    There isn't much to the driver controls other than a start and kill button and no driver clutch. We put a steering wheel in front of the driver and we ride it out by feel. The entire car is basically built from purchases out of the Summit (Drag) Racing and McMaster-Carr industrial supply catalogs. Parts that required special fabrication were pretty minimal. Even the rear uprights were fabbed from a single 2' x 2' sheet of steel (for both!). Brake rotors were manufactured in one total operation, pretty down and dirty there, no machining.

    https://www.facebook.com/KetteringFS...type=3&theater

    I learned it was a lot harder to fab 0.030" sheet for an entire part than typical tube parts.
    We had some engine related problems at Michigan, regrouped, and returned to Lincoln for another top 10 finish.
    I'm ready to see some endurance laps...
    Kettering University Vehicle Dynamics
    Formula SAE 2010 - 2015
    Clean Snowmobile Powertrain 2012 - 2015

    Boogityland 2015 - Present

  10. #140
    Senior Member
    Join Date
    Mar 2005
    Location
    Australia
    Posts
    1,690
    Wow..., I mow the lawn and ... 3 pages of new posts... So,

    Minor, Slightly Off-Topic Post.
    ==========================


    Quote Originally Posted by MCoach View Post
    T1.2.3 The vehicle must maintain all required specifications, e.g. ride height, suspension travel...
    ...
    Someone's already thought of the super adjustable ride height. Sorry to burst your bubble.
    This strikes me as another one of those "Oh, its just TOOO HARD to go faster. There must be a Rule against it..."

    1. As noted earlier, with 60%R you can have a CGH about 25 - 30 cm for good Acceleration.
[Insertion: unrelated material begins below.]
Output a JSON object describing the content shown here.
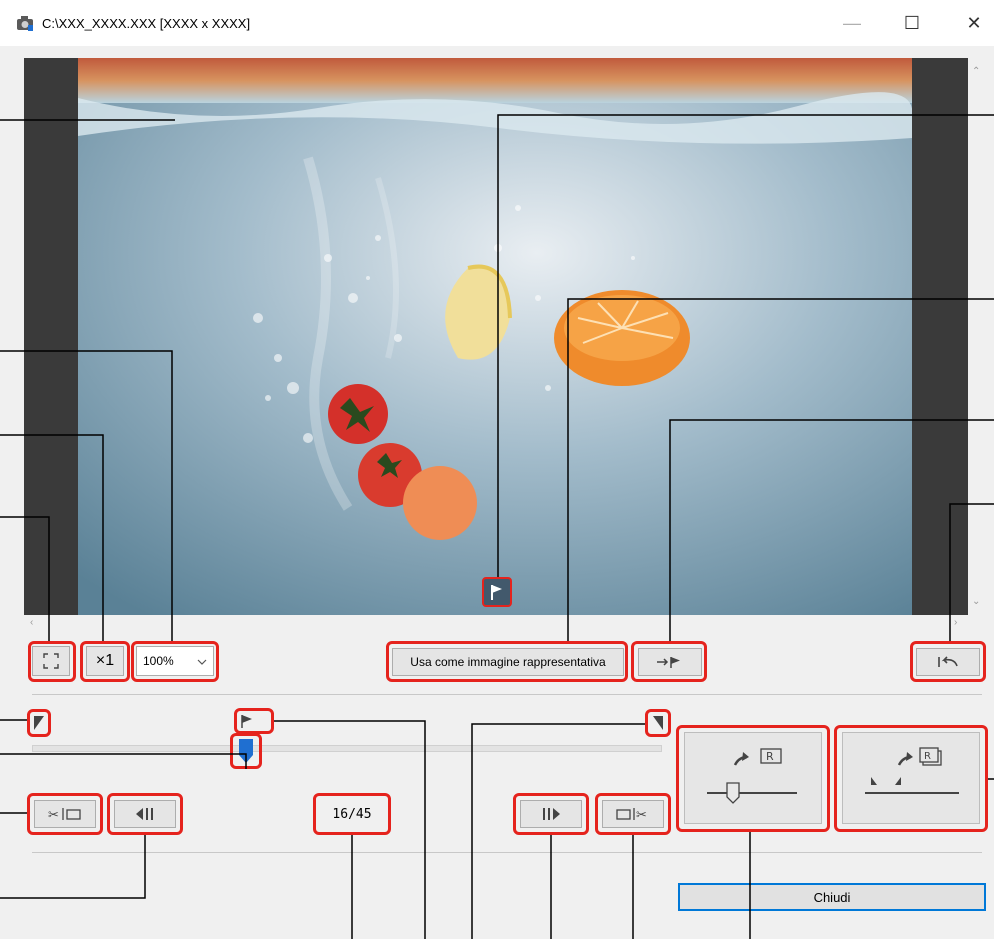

If you manage to get CGH down to 20 cm (8"), then congratulations, and 66%R will work well.

    2. If "ride height" is never allowed to be changed, then why does (almost) EVERYONE have adjustable ride-height?

    3. From memory, the "required specification" for ride-height has oscillated over the years between "minimum 1 inch measured ground clearance", and "no visible scraping". The "no scraping" Rule is most likely why some Teams fitted 1"+ adjustable ride-height, so low on smooth tracks, but higher on bumpy tracks to stop scraping.

    4. Easiest way to make big ride-height changes is with direct-acting SDs, with multiple mounting holes on the chassis for the SD.

    5. But better than above is "dynamic" ride-height change via adjustable "anti-squat/pro-lift". This simply requires multiple holes for the forward wishbone-to-chassis mounts. Perfectly legal, IMO.

    So, once again: Best "launch" comes from lowish static-CG, then just the right amount of pro-lift for the first few metres.

    Z

+ Reply to Thread
Page 14 of 19 FirstFirst ... 4 12 13 14 15 16 ... LastLast

Posting Permissions

  • You may not post new threads
  • You may not post replies
  • You may not post attachments
  • You may not edit your posts